Way back in high school when I first began to realize how much I wanted to make music I was obsessed with a band called My Morning Jacket. While I was originally attracted to their wandering guitar solos and soaring falsetto vocals I became more and more infatuated with their identity as a band both with their music as well as through their interactions with the community. Most notably the fact that $1 from every ticket sold at their concerts was donated to a local charity of the band's choice helped me appreciate the voice and influence an artist could have today, at almost any level.
In that light, I am proud to announce that 20% of all album sales I receive from The Playboy EP over the next calendar year will be donated to the Crazy Horse Memorial Fund. That means if you buy the album for $5.00 on iTunes, Bandcamp etc., $1.00 will go to the Memorial Fund, then probably like $3 to the corporate fat cats (except on Bandcamp!), and the rest to your humble Space Wanderer. I will be counting Spotify plays as well, but considering that each play will count something like $0.0014 towards the Fund you'll have to do a lot of Space Wandering to make a real difference.
So a little about why I'm passionate about this cause. First of all, Crazy Horse was a certified badass. While throughout its history the United States government has consistently taken advantage of Native Americans, the generation of Lakota led by Crazy Horse in the 19th-century represents an inspirational era of Native American opposition to the constant encroachment of American settlers, miners, and speculators. Crazy Horse's movement was in defense of his tribe's traditional lands, mainly the Black Hills of South Dakota which were spiritual ground for the Lakota and where Crazy Horse completed one of his most important vision quests.
The Black Hills region of South Dakota is where the United States commissioned the carving of Mount Rushmore in the 1920s. In 1948, just a few miles away from Mount Rushmore, construction began on the Crazy Horse Memorial to commemorate the great warrior and serve as a monument to all Native Americans who have struggled with the invasion and domination of European-American settlers and explorers over the past 500 years.
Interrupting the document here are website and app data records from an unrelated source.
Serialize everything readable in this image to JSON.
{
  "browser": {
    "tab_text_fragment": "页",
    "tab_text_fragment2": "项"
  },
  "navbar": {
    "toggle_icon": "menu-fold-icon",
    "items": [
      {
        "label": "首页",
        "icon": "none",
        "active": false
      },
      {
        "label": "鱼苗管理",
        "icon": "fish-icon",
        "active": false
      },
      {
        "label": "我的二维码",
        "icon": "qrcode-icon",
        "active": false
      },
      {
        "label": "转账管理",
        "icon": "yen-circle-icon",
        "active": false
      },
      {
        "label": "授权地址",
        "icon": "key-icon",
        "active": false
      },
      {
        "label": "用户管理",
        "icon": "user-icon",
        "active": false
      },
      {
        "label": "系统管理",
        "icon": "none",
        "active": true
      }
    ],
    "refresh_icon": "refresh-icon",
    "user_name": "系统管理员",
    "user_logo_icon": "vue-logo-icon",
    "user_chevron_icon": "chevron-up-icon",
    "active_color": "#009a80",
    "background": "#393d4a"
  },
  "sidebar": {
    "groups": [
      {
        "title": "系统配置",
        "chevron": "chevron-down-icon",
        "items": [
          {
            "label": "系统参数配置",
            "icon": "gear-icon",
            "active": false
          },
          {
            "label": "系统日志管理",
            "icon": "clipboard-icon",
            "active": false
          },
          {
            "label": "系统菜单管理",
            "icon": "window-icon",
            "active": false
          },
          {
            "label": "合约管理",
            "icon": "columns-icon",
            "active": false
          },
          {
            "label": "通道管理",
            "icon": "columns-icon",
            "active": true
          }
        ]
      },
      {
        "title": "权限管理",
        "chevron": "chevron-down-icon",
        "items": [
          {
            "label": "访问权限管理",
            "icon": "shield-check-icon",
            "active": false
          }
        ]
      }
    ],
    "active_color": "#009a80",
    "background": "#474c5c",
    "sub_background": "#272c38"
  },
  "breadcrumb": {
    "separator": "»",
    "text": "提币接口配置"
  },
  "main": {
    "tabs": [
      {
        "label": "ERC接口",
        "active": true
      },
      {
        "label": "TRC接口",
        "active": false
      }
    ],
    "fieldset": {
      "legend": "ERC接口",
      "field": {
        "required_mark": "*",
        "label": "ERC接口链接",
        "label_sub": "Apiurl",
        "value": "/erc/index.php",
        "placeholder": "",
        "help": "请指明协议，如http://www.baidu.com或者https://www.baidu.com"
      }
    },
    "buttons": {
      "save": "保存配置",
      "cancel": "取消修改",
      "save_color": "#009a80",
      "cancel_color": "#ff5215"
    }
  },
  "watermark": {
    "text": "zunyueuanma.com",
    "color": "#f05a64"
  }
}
However, because the Memorial refuses to accept federal or state funding, they are funded entirely by admissions and contributions from private donors. When finished the Memorial will be the largest Mountain Carving in the world but there is still a long way to go. You can visit the Memorial today where you can see Crazy Horse's face and the outline of the rest of the carving.
I am hoping that through my album sales I can contribute to this cause and bring more awareness to the issues brought upon Native Americans even to this day. I encourage you to visit the website below and read more about Crazy Horse, his Memorial, and the constant adversity Native Americans have faced since the European invasion in the 15th-century. Thanks for listening and wandering with me.
Nicholas, The Space Wanderer